US4268527 *Nov 7, 1979May 19, 1981Fuji Oil Company, Ltd.Method for producing cacao butter substitute
US4472503 *May 5, 1983Sep 18, 1984Fuji Oil Company, LimitedMethod for enzymatic transesterification of lipid and enzyme used therein
Referenced by
Citing PatentFiling datePublication dateApplicantTitle
US4873194 *May 29, 1987Oct 10, 1989Fuji Oil Company, LimitedProcess for preparing enzyme preparation
US4956286 *Dec 21, 1987Sep 11, 1990Unilever Patent Holdings B.V.Process for the preparation of esters
US5089404 *Oct 21, 1988Feb 18, 1992The Japanese Research And Development Association For Bioreactor System In Food IndustryProcess for the transesterification of fat and oil
US5128252 *Apr 25, 1991Jul 7, 1992Chisso CorporationProcess for producing optically active compound
US5147791 *Sep 17, 1991Sep 15, 1992University Of New MexicoEnzyme catalyzed synthesis of polyesters
US5304477 *Jul 2, 1992Apr 19, 1994Fuji Oil Company, LimitedProcess for producing hard fats using 1,3-specific lipase and mixture of palmitic, lauric and behemic acids
US5316927 *Sep 9, 1992May 31, 1994Opta Food Ingredients, Inc.Production of monoglycerides by enzymatic transesterification
US7452702Jun 25, 2004Nov 18, 2008Archer-Daniels-Midland CompanyMethod for producing fats or oils
US8361763Dec 6, 2006Jan 29, 2013Bunge Oils, Inc.Continuous process and apparatus for enzymatic treatment of lipids
US8409853Apr 2, 2013Bunge Oils, Inc.Continuous process and apparatus for enzymatic treatment of lipids
US20030054509 *Mar 19, 2002Mar 20, 2003Archer-Daniels-Midland CompanyMethod for producing fats or oils
US20080138867 *Dec 6, 2006Jun 12, 2008Dayton Christopher L GContinuous Process and Apparatus for Enzymatic Treatment of Lipids
US20080176898 *Apr 14, 2005Jul 24, 2008Bayer Healthcare AgPhenyl Acetamides
US20090317902 *Jul 7, 2009Dec 24, 2009Bunge Oils, Inc.Continuous process and apparatus for enzymatic treatment of lipids
Classifications
U.S. Classification435/134, 435/198
International ClassificationC12P7/64, C12N9/20
Cooperative ClassificationC12P7/6454, Y02P20/52, C12N9/20
European ClassificationC12P7/64E2B, C12N9/20
Legal Events
DateCodeEventDescription
Dec 12, 1985ASAssignment
Owner name: KAO CORPORATION, 14-10, NIHONBASHI-KAYABACHO 1 CHO
Free format text: ASSIGNMENT OF ASSIGNORS INTEREST.;ASSIGNORS:URATA, KOUICHI;HIROTA, YOSHITAKA;YOKOMICHI, HIDEKI;AND OTHERS;REEL/FRAME:004500/0863;SIGNING DATES FROM 19851128 TO 19851202
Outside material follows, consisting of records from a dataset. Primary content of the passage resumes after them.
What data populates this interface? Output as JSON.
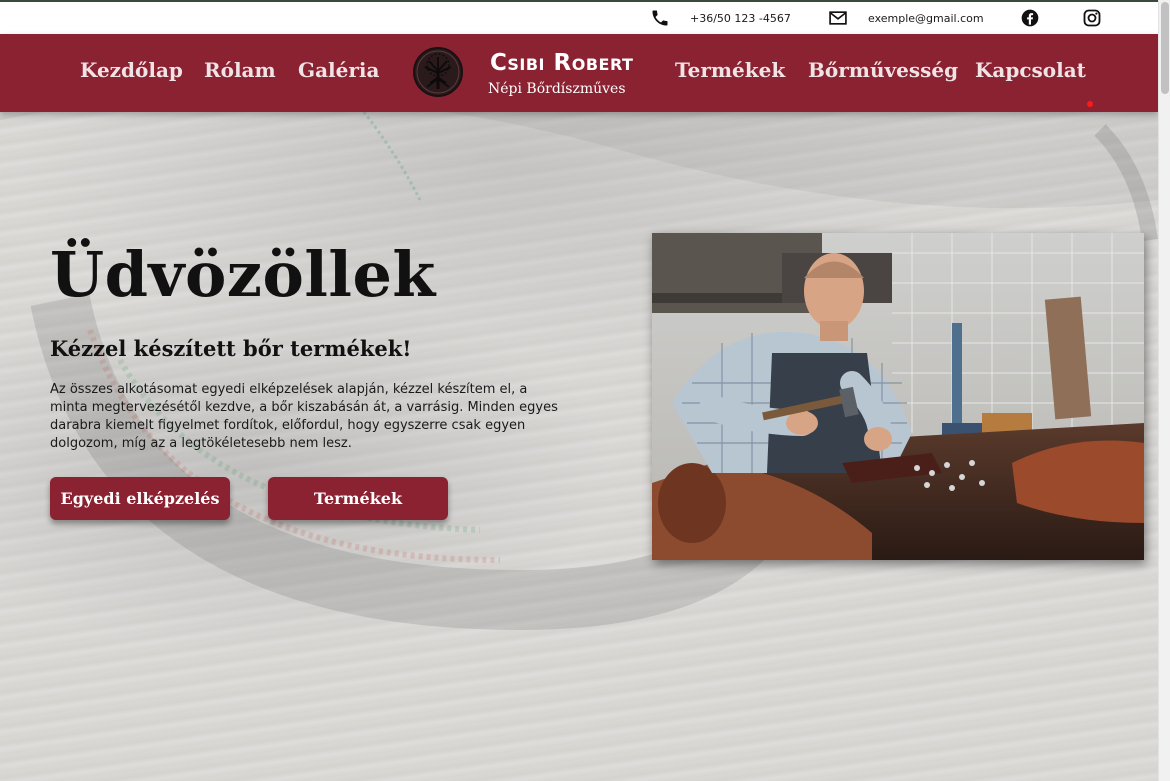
{
  "contact": {
    "phone": "+36/50 123 -4567",
    "email": "exemple@gmail.com",
    "phone_icon": "phone-icon",
    "email_icon": "mail-icon",
    "facebook_icon": "facebook-icon",
    "instagram_icon": "instagram-icon"
  },
  "nav": {
    "left": [
      "Kezdőlap",
      "Rólam",
      "Galéria"
    ],
    "right": [
      "Termékek",
      "Bőrművesség",
      "Kapcsolat"
    ],
    "brand_name": "Csibi Robert",
    "brand_subtitle": "Népi Bőrdíszműves"
  },
  "hero": {
    "title": "Üdvözöllek",
    "subtitle": "Kézzel készített bőr termékek!",
    "body": "Az összes alkotásomat egyedi elképzelések alapján, kézzel készítem el, a minta megtervezésétől kezdve, a bőr kiszabásán át, a varrásig. Minden egyes darabra kiemelt figyelmet fordítok, előfordul, hogy egyszerre csak egyen dolgozom, míg az a legtökéletesebb nem lesz.",
    "button_custom": "Egyedi elképzelés",
    "button_products": "Termékek"
  },
  "colors": {
    "brand": "#8a2232",
    "nav_text": "#efe3e5",
    "background": "#dcdbd8"
  }
}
Oct 25, 1988CCCertificate of correction
Sep 23, 1991FPAYFee payment
Year of fee payment: 4
Nov 14, 1995REMIMaintenance fee reminder mailed
Apr 7, 1996LAPSLapse for failure to pay maintenance fees
Jun 18, 1996FPExpired due to failure to pay maintenance fee
Effective date: 19960410